Revenue for the first quarter rose 4.5 percent to $37.3 billion. Adjusted profit margins increased to 7.1 percent of revenue from 5.8 percent a year earlier.
North America accounted for 85 per cent of GM's earnings before interest and taxes, reflecting robust profits from sport utility vehicles and pickup trucks.
Margins from the region, however, fell to 8.7 percent from 8.8 percent a year earlier. Chief Financial Officer Chuck Stevens attributed the decline to restructuring costs and more U.S. union members taking packages to retire.
Stevens said the company still expected North American margins of more than 10 percent for 2016.
In Europe, GM broke even, reversing a year-earlier loss of $200 million.
Stevens affirmed the company's target for 8 percent profit margins in Europe over the next several years, but said the possibility that the United Kingdom will leave the European Union is a concern. "What does that do to pound sterling?" he said. "What does that do to business, and business transactions?"
The automaker narrowed losses in South America.

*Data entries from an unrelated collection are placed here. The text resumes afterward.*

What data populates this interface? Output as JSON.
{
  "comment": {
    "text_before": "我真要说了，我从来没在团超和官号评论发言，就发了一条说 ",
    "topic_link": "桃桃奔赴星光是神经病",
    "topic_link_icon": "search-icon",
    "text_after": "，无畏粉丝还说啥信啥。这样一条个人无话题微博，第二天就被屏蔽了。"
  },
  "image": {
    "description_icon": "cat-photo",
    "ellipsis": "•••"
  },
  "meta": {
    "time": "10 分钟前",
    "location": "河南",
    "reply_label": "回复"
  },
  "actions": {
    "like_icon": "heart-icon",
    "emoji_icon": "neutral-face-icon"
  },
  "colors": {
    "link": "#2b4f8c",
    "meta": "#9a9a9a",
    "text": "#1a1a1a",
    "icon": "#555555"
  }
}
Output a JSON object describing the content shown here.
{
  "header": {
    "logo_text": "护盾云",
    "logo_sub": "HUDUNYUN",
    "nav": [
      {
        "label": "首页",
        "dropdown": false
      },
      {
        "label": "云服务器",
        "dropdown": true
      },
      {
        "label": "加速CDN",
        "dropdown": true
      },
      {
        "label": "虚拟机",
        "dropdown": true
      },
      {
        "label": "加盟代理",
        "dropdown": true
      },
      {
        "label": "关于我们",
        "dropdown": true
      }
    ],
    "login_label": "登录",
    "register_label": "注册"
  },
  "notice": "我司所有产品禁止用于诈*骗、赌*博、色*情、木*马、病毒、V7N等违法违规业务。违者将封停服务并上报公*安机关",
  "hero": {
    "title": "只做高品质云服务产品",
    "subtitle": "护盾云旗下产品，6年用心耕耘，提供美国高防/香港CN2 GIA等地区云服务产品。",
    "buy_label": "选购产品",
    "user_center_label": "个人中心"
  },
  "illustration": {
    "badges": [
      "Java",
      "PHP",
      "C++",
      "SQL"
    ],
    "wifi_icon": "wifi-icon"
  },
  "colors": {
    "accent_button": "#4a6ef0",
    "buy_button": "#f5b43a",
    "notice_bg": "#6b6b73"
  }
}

Income from joint ventures in China was flat at $500 million for the quarter.
(Reporting by Joseph White and Bernie Woodall; Editing by Chizu Nomiyama and Lisa Von Ahn)